Members of Borneo’s Nomadic Tribe Rescue Missing Surveyors

by Jaxon S on November 2, 2008

in Borneo Native

A group of hunters and gatherers from the semi-nomadic Penan tribe of Borneo rescued two surveyors who went missing since five days ago deep in the jungle of the Malaysian state of Sarawak.

The two were part of about 50 surveyors who were drawing up land route between two Malaysian Borneo states, Sabah and Sarawak, for a 500km gas pipeline.

Prime Minister Abdullah Ahmad Badawi had confirmed that the RM3 billion (USD840 million) gas pipeline project by Petronas Carigali, a subsidiary of Petronas, Malaysia’s petroleum corporation, would go on.

[Penan tribe. A 1999 photo by AP]

The Penans, said The Star, who were out hunting and collecting jungle produce, found Ismail Salleh, 31, and Rano Sani, 26, at 3pm yesterday, as a plane and helicopter searched from the air and 15 rescue personnel combed the thick jungles of Baram.

“The Penans had taken them to a location where the search and rescue parties could meet them and take them out to the nearest accessible settlement.

“How the duo got lost is still a puzzle. We (police) will interview them soon, but the good news is that they are not hurt,” said Baram district police chief Deputy Supt Jonathan Jalin.

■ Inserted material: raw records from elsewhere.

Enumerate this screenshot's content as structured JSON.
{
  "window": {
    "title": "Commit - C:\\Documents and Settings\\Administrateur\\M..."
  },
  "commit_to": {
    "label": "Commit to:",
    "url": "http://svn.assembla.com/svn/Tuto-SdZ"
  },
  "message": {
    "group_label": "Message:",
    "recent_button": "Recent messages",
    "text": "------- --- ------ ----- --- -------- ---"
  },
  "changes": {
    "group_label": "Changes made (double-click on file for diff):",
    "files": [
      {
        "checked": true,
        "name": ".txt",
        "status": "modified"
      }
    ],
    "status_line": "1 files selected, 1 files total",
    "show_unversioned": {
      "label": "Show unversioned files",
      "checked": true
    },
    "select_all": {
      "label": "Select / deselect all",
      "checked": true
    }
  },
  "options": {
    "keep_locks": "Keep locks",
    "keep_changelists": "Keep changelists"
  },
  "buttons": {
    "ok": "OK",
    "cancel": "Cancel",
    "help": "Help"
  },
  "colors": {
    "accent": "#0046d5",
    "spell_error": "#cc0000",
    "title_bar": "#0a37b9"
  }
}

Copy the code below to your web site.

Leave a Comment

Previous post: New deal to rescue Borneo orang utans in Malaysia

Next post: Ah, Lonely Planet Says Not Safe To Go To Eastern Sabah